in later chapters. The rest of the dissertation focuses on the development of novel “reduced
form” models which are designed to assess the particular challenges of different datasets.
Chapter 3 explores the question of whether or not forecasts of bankruptcy cause bankruptcy.
The question arises from the observation that companies issued going concern opinions were
more likely to go bankrupt in the following year, leading people to speculate that the opinions themselves caused the bankruptcy via a “self-fulfilling prophecy”. A Bayesian machine
learning sensitivity analysis is developed to answer this question. In exchange for additional
flexibility and fewer assumptions, this approach loses point identification of causal effects
and thus a sensitivity analysis is developed to study a wide range of plausible scenarios of
the causal effect of going concern opinions on bankruptcy. Reported in the simulations are
different performance metrics of the model in comparison with other popular methods and a
robust analysis of the sensitivity of the model to mis-specification. Results on empirical data
indicate that forecasts of bankruptcies likely do have a small causal effect.
Chapter 4 studies the effects of vaccination on COVID-19 mortality at the state level in
the United States. The dynamic nature of the pandemic complicates more straightforward
regression adjustments and invalidates many alternative models. The chapter comments on
the limitations of mechanistic approaches as well as traditional statistical methods to epidemiological data. Instead, a state space model is developed that allows the study of the
ever-changing dynamics of the pandemic’s progression. In the first stage, the model decomposes the observed mortality data into component surges, and later uses this information in
a semi-parametric regression model for causal analysis. Results are investigated thoroughly
for empirical justification and stress-tested in simulated settings.
This dissertation covers several topics in machine learning and causal inference. First, the question of “feature selection,” a common byproduct of regularized machine learning methods, is investigated theoretically in the context of treatment effect estimation. This involves a detailed review and extension of frameworks for estimating causal effects and in-depth theoretical study. Next, various computational approaches to estimating causal effects with machine learning methods are compared with these theoretical desiderata in mind. Several improvements to current methods for causal machine learning are identified and compelling angles for further study are pinpointed.

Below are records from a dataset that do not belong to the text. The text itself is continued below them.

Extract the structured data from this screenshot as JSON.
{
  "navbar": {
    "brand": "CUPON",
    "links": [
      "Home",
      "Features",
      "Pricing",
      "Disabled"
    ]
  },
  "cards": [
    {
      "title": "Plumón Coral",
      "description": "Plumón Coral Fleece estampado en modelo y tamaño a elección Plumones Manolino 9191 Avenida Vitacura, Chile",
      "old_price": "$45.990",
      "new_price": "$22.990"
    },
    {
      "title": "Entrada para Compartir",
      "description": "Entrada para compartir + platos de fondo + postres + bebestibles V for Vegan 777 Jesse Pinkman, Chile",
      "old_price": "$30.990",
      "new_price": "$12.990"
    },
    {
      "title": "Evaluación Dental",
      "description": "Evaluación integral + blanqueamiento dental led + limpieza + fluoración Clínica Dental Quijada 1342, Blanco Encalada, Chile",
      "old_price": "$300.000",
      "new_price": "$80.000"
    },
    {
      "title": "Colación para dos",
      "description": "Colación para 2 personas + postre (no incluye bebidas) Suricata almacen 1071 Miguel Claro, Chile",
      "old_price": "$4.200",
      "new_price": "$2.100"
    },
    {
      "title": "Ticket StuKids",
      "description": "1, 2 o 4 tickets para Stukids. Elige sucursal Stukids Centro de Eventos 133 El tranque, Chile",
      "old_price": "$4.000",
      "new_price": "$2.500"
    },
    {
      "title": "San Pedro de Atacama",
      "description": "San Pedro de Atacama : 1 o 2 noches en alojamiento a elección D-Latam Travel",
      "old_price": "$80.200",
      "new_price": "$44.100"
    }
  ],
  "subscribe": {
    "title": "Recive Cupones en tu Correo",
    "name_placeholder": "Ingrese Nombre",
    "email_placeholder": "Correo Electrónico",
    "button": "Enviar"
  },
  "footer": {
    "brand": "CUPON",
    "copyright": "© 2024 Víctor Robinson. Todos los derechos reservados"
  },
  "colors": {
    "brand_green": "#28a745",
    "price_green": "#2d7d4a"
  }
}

Finally, a common method used for “explaining” predictions of machine learning algorithms, SHAP, is evaluated critically through a statistical lens.